Every few minutes you can hear and feel a train from the JMZ line rumble by on its way to the Marcy stop. The JMZ line was formerly known as the JZ and was supposedly the namesake of rapper Jay-Z (although Wikipedia puts the kibosh on this theory and says nope, his name is a permutation of the word “Jazzy,” which is decidedly less cool, partly because, well, DJ Jazzy Jeff kinda already used that). The city was briefly talking about eliminating the “Z” line as part of its terrifyingly-named “doomsday cuts,” but reconsidered and the Z remains. En route to Manhattan, the JMZ goes over the Williamsburg bridge and offers a stunning view of the skyline.

My neighborhood is comprised mostly of Dominican and Puerto Rican families, with a few Hasidim and “Hipsters” sprinkled in. I fall into this much-maligned latter category even though I am not hip. I mean, just look at my shoes.

My housemate/landlord, Bearden, says I walk too slow and look around too much. “You gotta keep moving, man” he says, and whenever we walk anywhere together I have to trot to keep up even though my legs are twice as long as his. He’s a hell-raising, Barry Hannah-reading, Rolling Stones-and-Bob Dylan-listening, Razorbacks-football-loving Arkansan with the loudest voice I’ve ever heard. Bearden is a writer and the front man for a band called “Sheriff,” of which I’m an adjunct member (I play lead guitar and sing harmonies). I don’t like Bob Dylan nearly as much as he thinks I should, but we connect on a mutual love for Bob’s one-time disciple Neil Young and the great pulp writer Elmore Leonard. Bearden and his wife, Laura, are two of the most passionate, creative, and generous people I’ve ever met.

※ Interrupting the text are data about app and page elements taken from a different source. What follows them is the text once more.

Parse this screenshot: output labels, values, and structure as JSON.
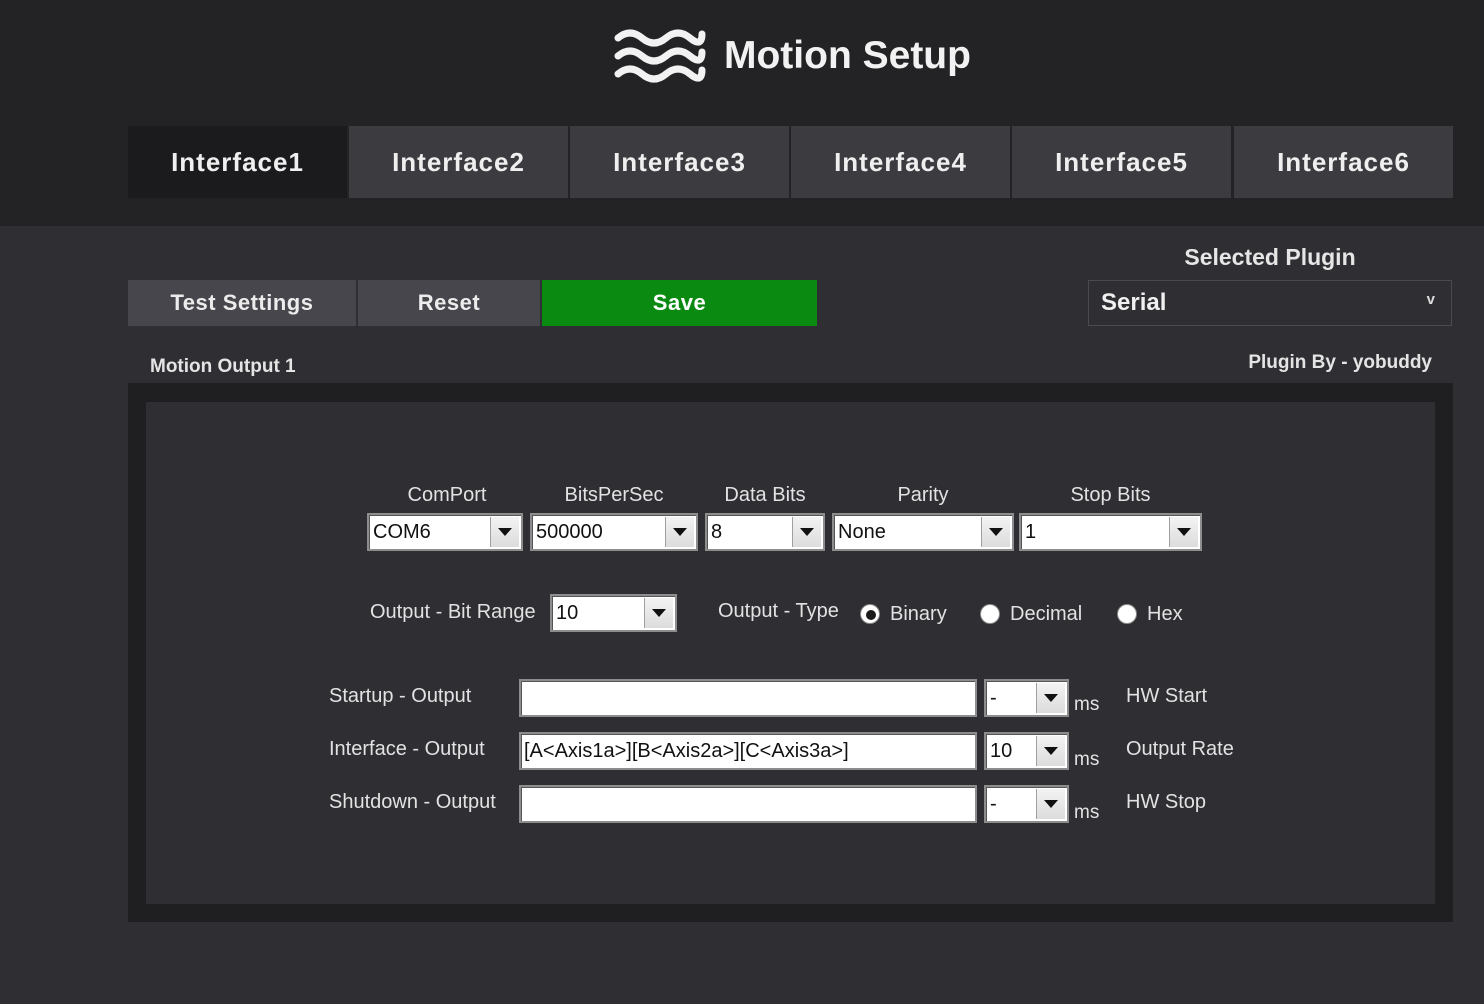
{
  "app": {
    "title": "Motion Setup",
    "logo_icon": "waves-icon"
  },
  "tabs": [
    {
      "label": "Interface1",
      "active": true
    },
    {
      "label": "Interface2",
      "active": false
    },
    {
      "label": "Interface3",
      "active": false
    },
    {
      "label": "Interface4",
      "active": false
    },
    {
      "label": "Interface5",
      "active": false
    },
    {
      "label": "Interface6",
      "active": false
    }
  ],
  "toolbar": {
    "test_label": "Test Settings",
    "reset_label": "Reset",
    "save_label": "Save",
    "save_color": "#0b8a12"
  },
  "plugin": {
    "label": "Selected Plugin",
    "value": "Serial",
    "caret": "v",
    "author": "Plugin By - yobuddy"
  },
  "section": {
    "title": "Motion Output 1"
  },
  "serial": {
    "comport": {
      "label": "ComPort",
      "value": "COM6"
    },
    "bits_per_sec": {
      "label": "BitsPerSec",
      "value": "500000"
    },
    "data_bits": {
      "label": "Data Bits",
      "value": "8"
    },
    "parity": {
      "label": "Parity",
      "value": "None"
    },
    "stop_bits": {
      "label": "Stop Bits",
      "value": "1"
    }
  },
  "output": {
    "bit_range_label": "Output - Bit Range",
    "bit_range_value": "10",
    "type_label": "Output - Type",
    "types": [
      {
        "label": "Binary",
        "checked": true
      },
      {
        "label": "Decimal",
        "checked": false
      },
      {
        "label": "Hex",
        "checked": false
      }
    ]
  },
  "rows": [
    {
      "label": "Startup - Output",
      "value": "",
      "delay": "-",
      "unit": "ms",
      "note": "HW Start"
    },
    {
      "label": "Interface - Output",
      "value": "[A<Axis1a>][B<Axis2a>][C<Axis3a>]",
      "delay": "10",
      "unit": "ms",
      "note": "Output Rate"
    },
    {
      "label": "Shutdown - Output",
      "value": "",
      "delay": "-",
      "unit": "ms",
      "note": "HW Stop"
    }
  ]
}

Here’s a picture Laura took in front of their apartment.